For the records below, give the number of lines containing the word "Timesheets" and no other text.

···

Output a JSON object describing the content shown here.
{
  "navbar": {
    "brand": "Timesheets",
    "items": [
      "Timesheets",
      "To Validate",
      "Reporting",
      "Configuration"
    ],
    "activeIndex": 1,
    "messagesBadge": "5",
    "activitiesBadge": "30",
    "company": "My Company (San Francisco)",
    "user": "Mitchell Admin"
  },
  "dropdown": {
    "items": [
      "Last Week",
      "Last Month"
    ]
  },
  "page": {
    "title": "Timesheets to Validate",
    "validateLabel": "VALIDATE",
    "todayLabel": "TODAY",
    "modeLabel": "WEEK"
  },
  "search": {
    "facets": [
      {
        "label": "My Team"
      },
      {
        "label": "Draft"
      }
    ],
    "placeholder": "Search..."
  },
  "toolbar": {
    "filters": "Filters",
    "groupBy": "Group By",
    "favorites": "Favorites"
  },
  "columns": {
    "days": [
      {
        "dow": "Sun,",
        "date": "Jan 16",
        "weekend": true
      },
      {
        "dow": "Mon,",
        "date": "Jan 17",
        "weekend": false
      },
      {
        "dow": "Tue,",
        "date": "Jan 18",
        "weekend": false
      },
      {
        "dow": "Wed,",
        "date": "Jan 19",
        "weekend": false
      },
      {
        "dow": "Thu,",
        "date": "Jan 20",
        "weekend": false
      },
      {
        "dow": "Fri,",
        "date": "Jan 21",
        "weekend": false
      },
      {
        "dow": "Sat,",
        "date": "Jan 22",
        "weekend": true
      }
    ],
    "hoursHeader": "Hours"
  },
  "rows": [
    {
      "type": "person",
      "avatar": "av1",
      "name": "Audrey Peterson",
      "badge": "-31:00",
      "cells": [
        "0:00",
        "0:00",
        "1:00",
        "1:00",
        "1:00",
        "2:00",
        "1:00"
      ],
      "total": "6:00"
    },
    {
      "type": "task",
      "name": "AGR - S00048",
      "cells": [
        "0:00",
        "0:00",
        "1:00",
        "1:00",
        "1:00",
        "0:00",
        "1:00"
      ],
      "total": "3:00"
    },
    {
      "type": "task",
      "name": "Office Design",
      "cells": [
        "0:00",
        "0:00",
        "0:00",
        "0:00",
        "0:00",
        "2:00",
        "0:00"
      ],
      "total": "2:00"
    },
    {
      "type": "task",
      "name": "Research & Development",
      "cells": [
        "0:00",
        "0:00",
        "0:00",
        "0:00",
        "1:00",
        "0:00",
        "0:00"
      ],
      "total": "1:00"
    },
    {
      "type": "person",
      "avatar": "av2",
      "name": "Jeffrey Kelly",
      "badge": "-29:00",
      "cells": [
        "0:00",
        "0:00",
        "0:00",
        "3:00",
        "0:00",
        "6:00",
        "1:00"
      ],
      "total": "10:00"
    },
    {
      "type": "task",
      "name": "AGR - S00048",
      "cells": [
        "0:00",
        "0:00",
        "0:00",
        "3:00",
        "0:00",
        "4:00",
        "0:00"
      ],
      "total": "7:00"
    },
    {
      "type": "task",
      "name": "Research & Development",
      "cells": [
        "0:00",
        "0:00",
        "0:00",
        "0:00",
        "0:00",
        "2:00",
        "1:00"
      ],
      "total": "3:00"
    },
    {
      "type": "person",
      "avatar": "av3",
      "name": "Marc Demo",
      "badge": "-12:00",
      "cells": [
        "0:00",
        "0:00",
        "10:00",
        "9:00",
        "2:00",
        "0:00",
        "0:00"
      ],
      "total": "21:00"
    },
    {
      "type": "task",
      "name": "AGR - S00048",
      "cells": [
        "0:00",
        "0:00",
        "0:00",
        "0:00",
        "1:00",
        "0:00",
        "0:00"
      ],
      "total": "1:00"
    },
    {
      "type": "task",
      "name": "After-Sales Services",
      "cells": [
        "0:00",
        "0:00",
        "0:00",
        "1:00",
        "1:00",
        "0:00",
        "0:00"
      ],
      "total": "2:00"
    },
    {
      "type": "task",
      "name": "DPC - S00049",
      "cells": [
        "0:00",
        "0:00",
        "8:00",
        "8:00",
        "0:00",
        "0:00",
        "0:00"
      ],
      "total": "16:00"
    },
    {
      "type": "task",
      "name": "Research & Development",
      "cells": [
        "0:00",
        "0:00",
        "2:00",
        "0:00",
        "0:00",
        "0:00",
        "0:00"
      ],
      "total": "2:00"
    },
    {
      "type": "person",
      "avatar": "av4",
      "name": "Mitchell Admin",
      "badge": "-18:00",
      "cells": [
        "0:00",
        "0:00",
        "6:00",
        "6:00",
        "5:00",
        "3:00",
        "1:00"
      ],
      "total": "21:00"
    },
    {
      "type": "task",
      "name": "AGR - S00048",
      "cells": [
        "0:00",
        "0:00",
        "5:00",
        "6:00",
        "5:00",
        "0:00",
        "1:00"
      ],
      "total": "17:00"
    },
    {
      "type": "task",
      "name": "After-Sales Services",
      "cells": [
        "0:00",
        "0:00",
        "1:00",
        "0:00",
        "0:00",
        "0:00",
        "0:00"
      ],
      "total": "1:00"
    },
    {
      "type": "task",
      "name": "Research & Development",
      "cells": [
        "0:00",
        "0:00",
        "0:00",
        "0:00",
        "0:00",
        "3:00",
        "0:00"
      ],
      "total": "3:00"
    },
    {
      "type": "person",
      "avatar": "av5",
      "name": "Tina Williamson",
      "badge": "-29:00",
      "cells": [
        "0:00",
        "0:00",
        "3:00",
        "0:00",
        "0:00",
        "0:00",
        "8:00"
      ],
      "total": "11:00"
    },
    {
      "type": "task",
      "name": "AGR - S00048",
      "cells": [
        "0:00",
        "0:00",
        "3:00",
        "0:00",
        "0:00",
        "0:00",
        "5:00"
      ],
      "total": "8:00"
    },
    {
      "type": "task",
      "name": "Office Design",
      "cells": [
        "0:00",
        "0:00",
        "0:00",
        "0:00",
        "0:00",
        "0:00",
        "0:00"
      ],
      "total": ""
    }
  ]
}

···

● **Solution to the exercise**:
3